4. What’s your process when creating your music and was there any specific inspiration behind Count Basis? 

The name Count Basis was suggested to me by one of my tutors - Phelan Kane.  He was at a presentation on Jazz where the speaker presented a slide containing 'Count Basis' - a mistyped 'Count Basie'. The whole audience found it hysterical and got the giggles!  I was getting heavily into Jazz at the time and wanted to connote a bastardisation of the form and counteract the tendency to take myself too seriously.  As far as creating music I tend to hear something I love and combine it with something else that I love imaginatively and get excited by that hybrid.  I'm also responding to criticisms I have of other people's music - like 'that would have been brilliant if only they'd done such and such' - so I try to do the 'such and such'! 

5. Do you have any plans to create a live performance and if so what will this entail? 

I would love to play live but reproducing the things I've recorded scares the shit out of me.  

6. We’ve been told you’ve recently got yourself a very rare TL Audio M4 Valve Mixer mixing desk. Can you tell us more about this? 

I used to have a Raindirk analogue console which was a Rolls Royce of a desk but extremely costly to maintain.  I have tried out a number of desks over the last year including the new Trident 68 which was a pleasure to use.  I was extremely fortunate to acquire the M4 in almost new condition which, for a desk that's been out of production for something like 10 years, is rare indeed.  Many Audiophiles are very sniffy about TL Audio but for those of us who don't have money for Neve they are a fantastic option.  The EQ is fantastic and its a real 'valve' sound - deep, warm and wide.

7. Count Basis also see’s you collaborate with groundbreaking artist, BR-LASER, who utilises a custom built analog laser system, creating artwork from frequencies directly inputted from the audio. What inspired this unique collaboration and is there any plans to develop this further? 

I saw the BR LASER show at last year's Superbooth in Berlin.  It was literally one of the most compelling experiences I've ever had of matching music and visuals.  The idea of collaborating with Bernhard makes me dizzy with joy!

8. What new music are you listening to currently? Is there anything you recommend we should keep an eye out for? 

I was at the Barbican last night for Joshua Redman - I can't recommend the album 'Still Dreaming' enough and would exhort anybody to see these guys if you can get a chance.   I really liked 'Mute Heart' by Matt Calvert from the 'Typewritten' album.  The mix below has most of the things I'm interested in right now on it.

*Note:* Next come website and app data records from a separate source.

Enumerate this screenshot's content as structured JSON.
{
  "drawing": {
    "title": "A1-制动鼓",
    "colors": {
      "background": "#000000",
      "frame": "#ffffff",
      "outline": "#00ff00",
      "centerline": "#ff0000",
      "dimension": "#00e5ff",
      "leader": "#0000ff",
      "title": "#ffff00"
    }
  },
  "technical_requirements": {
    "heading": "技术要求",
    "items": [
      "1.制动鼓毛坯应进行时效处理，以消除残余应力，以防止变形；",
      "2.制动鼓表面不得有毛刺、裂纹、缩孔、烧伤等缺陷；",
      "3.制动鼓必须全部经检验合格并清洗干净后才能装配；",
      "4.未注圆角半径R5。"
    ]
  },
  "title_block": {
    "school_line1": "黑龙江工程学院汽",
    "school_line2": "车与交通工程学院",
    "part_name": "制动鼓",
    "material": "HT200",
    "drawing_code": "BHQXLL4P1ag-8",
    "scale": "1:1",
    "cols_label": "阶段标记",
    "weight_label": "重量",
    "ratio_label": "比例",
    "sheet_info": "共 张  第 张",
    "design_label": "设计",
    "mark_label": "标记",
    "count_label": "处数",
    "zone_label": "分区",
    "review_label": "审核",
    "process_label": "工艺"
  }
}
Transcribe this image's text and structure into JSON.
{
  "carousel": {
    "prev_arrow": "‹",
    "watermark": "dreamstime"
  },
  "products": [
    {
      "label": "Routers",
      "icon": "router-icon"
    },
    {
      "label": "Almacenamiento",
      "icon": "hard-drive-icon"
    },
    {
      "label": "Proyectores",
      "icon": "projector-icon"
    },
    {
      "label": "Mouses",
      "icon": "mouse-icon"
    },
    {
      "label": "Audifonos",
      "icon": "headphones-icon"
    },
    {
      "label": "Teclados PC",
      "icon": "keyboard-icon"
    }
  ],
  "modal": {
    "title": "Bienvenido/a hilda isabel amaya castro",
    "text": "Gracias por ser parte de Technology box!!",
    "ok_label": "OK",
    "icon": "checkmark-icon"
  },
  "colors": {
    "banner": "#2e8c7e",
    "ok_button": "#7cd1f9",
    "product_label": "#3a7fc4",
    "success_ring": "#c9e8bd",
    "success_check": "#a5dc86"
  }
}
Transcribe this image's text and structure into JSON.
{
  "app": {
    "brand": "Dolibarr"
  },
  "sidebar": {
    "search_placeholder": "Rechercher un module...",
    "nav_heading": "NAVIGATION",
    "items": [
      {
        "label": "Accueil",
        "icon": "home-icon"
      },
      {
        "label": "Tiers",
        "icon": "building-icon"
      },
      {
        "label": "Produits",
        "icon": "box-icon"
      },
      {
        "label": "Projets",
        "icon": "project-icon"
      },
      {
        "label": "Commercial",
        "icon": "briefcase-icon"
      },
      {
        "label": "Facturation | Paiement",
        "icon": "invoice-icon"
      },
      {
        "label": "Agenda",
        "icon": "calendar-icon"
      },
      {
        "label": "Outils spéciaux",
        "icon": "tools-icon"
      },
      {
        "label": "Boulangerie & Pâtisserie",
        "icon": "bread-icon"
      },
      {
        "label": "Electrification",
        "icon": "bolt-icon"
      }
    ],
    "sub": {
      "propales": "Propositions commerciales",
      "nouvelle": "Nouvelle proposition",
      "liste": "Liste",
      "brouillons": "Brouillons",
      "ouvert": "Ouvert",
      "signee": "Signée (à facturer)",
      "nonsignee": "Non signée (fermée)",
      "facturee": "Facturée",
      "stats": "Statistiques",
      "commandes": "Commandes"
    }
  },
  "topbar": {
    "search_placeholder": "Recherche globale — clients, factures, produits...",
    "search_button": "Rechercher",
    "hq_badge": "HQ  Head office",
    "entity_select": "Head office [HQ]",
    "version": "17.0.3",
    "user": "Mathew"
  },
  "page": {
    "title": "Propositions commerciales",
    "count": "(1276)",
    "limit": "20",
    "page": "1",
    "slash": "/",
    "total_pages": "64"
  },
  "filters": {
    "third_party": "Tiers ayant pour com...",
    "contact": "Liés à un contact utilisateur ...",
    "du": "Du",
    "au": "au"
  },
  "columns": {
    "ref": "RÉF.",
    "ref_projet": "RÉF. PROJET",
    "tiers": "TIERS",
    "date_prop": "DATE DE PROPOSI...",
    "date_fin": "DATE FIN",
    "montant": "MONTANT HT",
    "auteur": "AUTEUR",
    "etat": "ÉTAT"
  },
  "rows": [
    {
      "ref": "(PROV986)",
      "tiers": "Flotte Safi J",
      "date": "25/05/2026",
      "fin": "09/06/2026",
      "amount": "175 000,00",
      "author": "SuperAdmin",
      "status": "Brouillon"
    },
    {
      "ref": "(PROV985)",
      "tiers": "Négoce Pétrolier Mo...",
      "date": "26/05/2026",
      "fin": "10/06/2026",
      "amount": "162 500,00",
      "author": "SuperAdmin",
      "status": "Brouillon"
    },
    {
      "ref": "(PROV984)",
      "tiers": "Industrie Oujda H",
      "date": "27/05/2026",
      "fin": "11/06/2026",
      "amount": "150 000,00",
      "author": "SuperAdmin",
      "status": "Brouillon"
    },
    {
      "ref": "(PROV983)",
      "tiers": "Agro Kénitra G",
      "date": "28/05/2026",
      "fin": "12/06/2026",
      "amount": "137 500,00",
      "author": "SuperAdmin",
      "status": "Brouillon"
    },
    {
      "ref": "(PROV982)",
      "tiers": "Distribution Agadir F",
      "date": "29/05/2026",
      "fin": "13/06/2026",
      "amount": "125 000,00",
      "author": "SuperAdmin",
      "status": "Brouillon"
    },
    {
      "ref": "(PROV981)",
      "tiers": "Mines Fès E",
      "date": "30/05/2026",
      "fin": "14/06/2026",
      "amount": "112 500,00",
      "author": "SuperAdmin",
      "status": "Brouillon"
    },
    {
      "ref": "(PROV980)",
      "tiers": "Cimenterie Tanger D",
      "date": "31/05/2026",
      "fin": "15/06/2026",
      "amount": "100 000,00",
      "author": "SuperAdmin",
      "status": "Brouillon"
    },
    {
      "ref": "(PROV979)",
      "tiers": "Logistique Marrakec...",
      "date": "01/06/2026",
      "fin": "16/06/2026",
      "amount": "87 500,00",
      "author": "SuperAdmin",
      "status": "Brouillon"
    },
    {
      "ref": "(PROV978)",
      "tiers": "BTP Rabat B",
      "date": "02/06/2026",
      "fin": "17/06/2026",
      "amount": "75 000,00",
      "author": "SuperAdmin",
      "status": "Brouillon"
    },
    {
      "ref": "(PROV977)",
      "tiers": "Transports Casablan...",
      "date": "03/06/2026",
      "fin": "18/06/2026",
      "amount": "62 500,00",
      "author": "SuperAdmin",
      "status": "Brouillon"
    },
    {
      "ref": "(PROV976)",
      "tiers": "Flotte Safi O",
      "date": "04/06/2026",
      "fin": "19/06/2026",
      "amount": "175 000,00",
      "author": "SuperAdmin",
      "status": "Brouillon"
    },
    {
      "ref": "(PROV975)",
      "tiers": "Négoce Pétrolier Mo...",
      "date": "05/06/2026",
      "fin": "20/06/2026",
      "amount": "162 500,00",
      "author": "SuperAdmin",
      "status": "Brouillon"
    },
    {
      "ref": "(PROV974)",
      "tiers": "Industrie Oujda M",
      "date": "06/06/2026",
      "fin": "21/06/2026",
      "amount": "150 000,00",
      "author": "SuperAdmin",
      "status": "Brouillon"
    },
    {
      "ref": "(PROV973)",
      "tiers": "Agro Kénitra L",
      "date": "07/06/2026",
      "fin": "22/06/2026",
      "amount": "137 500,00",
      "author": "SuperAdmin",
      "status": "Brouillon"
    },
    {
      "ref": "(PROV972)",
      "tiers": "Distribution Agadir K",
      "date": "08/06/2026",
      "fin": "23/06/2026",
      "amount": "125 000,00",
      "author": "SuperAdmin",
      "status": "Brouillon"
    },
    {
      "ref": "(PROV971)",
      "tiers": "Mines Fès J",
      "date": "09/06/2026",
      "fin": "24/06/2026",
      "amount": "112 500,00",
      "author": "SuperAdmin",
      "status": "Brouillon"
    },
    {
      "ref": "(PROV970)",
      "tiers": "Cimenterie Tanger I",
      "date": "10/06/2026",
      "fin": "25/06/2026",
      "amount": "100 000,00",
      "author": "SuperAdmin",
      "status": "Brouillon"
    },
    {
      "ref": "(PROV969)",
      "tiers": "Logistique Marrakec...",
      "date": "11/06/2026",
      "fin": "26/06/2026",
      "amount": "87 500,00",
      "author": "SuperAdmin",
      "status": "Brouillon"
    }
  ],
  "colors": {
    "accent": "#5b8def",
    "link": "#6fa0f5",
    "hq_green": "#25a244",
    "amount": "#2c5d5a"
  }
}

9. What’s next for Classical Mechanics as a project? Is there anything in the pipeline you can share?

I make music all the time and have included a demo version of a new track called 'Toise' (pronounced 'toys' - don't ask!) which gives a flavour of the next EP which will be 4 or 5 pieces exploring a recursive approach to composition combining piano material from Jacob Lindhagen and my modular electronics.

10.  Your mix features a selection of classical music alongside experimental electronic tracks, was there any inspiration behind your selections?

Just things I find beautiful and wanted to share.  I love the way that placing these apparently disparate musics together only makes what's special about them even more appreciable.